[YOUR OBJECTIVE]
Pictures do not belong in the copy; retype the records below exactly.
--- --- ---
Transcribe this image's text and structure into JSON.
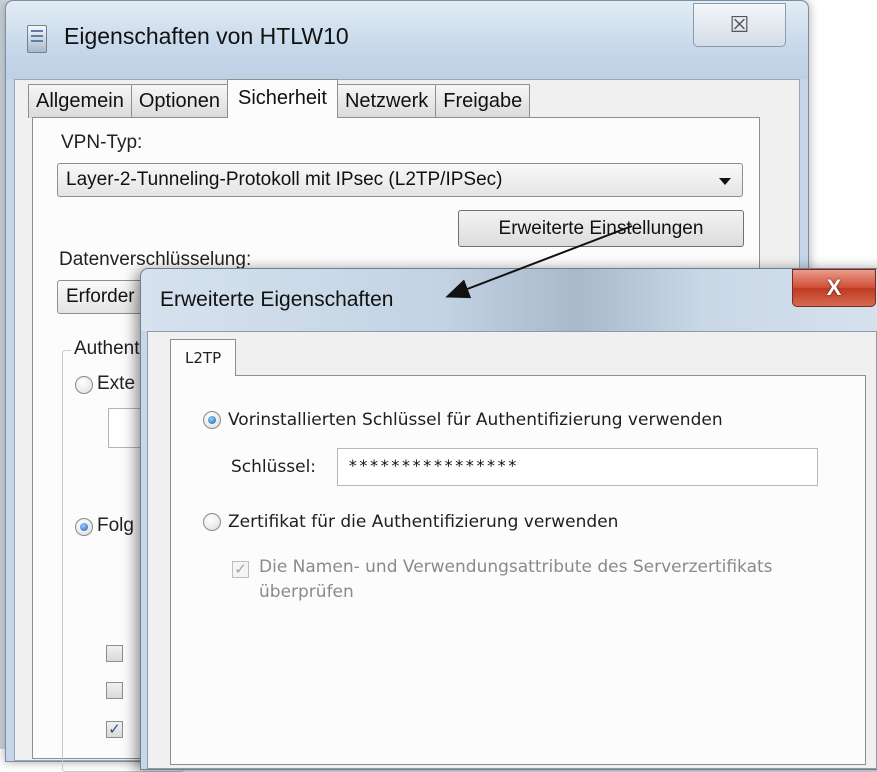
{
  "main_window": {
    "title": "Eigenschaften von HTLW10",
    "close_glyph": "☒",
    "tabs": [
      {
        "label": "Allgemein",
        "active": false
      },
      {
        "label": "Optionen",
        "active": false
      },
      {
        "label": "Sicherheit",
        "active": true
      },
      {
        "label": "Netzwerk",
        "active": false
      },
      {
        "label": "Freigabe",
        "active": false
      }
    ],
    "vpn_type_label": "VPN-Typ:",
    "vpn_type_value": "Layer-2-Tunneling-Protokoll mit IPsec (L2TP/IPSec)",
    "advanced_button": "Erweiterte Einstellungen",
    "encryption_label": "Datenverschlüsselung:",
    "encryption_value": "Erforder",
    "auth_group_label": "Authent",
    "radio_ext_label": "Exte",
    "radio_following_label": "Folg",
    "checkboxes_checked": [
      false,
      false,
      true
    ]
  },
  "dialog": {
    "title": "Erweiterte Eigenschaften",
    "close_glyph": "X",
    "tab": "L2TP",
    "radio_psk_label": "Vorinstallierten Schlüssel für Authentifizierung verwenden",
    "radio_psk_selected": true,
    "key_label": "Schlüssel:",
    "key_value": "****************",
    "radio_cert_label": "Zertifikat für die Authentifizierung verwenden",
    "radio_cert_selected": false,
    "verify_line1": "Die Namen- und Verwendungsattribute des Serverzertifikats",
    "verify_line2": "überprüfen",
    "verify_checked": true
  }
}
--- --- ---
[YOUR RESPONSE]
Transcribe this image's text and structure into JSON.
{
  "main_window": {
    "title": "Eigenschaften von HTLW10",
    "close_glyph": "☒",
    "tabs": [
      {
        "label": "Allgemein",
        "active": false
      },
      {
        "label": "Optionen",
        "active": false
      },
      {
        "label": "Sicherheit",
        "active": true
      },
      {
        "label": "Netzwerk",
        "active": false
      },
      {
        "label": "Freigabe",
        "active": false
      }
    ],
    "vpn_type_label": "VPN-Typ:",
    "vpn_type_value": "Layer-2-Tunneling-Protokoll mit IPsec (L2TP/IPSec)",
    "advanced_button": "Erweiterte Einstellungen",
    "encryption_label": "Datenverschlüsselung:",
    "encryption_value": "Erforder",
    "auth_group_label": "Authent",
    "radio_ext_label": "Exte",
    "radio_following_label": "Folg",
    "checkboxes_checked": [
      false,
      false,
      true
    ]
  },
  "dialog": {
    "title": "Erweiterte Eigenschaften",
    "close_glyph": "X",
    "tab": "L2TP",
    "radio_psk_label": "Vorinstallierten Schlüssel für Authentifizierung verwenden",
    "radio_psk_selected": true,
    "key_label": "Schlüssel:",
    "key_value": "****************",
    "radio_cert_label": "Zertifikat für die Authentifizierung verwenden",
    "radio_cert_selected": false,
    "verify_line1": "Die Namen- und Verwendungsattribute des Serverzertifikats",
    "verify_line2": "überprüfen",
    "verify_checked": true
  }
}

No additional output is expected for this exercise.